On Wednesday night, President Donald Trump delivered the first joint congressional address of his presidential career ― not technically a State of the Union, but the same thing for all intents and purposes. And a certain heroic man who was injured in a recent, high-profile incident of racial hate had a message for Trump going in: Ian Grillot wanted President Trump to acknowledge the Olathe shooting in his speech. And, though Trump did begin by referencing recent anti-Semitic incidents and "the shooting in Kansas City," was it ultimately enough?
Speaking to CNN's Alisyn Camerota on Tuesday morning, Grillot ― who was shot while attempting to stop a gunman who murdered a pair of Indian men at a bar in Olathe, Kansas last week ― called on Trump to explicitly acknowledge what happened, saying it was "saddening" that it hadn't yet been addressed.
While only Grillot can answer whether he was satisfied with Trump's statement ― and make no mistake, Trump did specifically mention what happened in Olathe last week, though he didn't speak on the details with any depth ― there were at least a few potential issues with it.
Namely, while Trump did open his address by referencing and denouncing anti-Semitism and racial hatred, he didn't name any kind of specific racial hatred besides anti-Semitism ― nothing explicitly about hatred directed towards Latinos, Muslims, or people of Middle Eastern descent, in other words. That's a notable omission, because reports suggest the Olathe killings were motivated by the shooter's incorrect belief that his two Indian victims were in fact Iranian.
It also raises the question of what good it does to begin a speech with a condemnation of such hatred if you're going to advance false and misleading claims about the violent criminality of immigrants later in the same speech. Trump has done this frequently, both as a candidate and as president, and he stayed true to form on Tuesday night, announcing the creation of a Department of Homeland Security office specifically addressing victims of crimes committed by undocumented immigrants. It's a role he teased in an executive order last month pledging to "make public a comprehensive list of criminal actions committed by aliens."
Considering that undocumented immigrants commit crimes at a lower rate than American citizens do, this can really be seen as nothing more than scapegoating for political purposes. If Trump were aiming to create a DHS office specializing in victims of violent crimes committed by any particular group ― which is a needless and inflammatory gesture regardless ― the statistics would suggest he should sooner focus on American citizens than immigrants.
In short, while Trump did more than many observers probably thought he would, it was also far less than would've been deemed acceptable for a typical president.
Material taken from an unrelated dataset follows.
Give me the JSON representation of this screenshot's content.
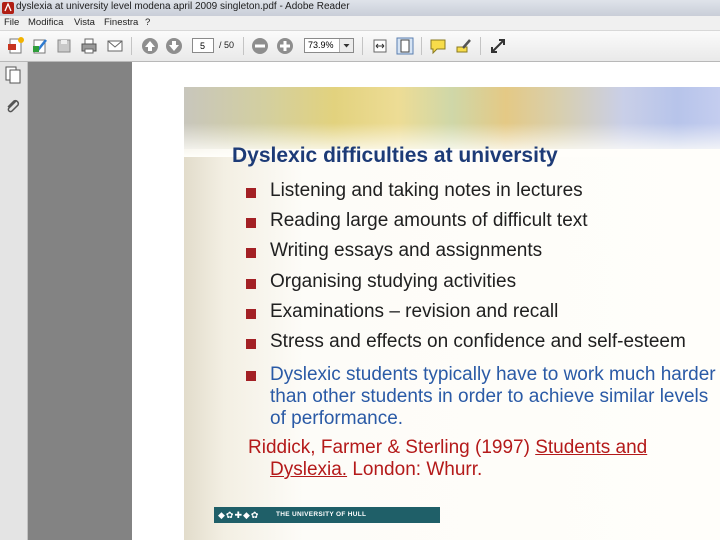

It's also worth noting that mere hours before delivering the speech, he suggested that the recent wave of anti-Semitic bomb threats and graveyard defilements may have been committed by people trying to make him look bad.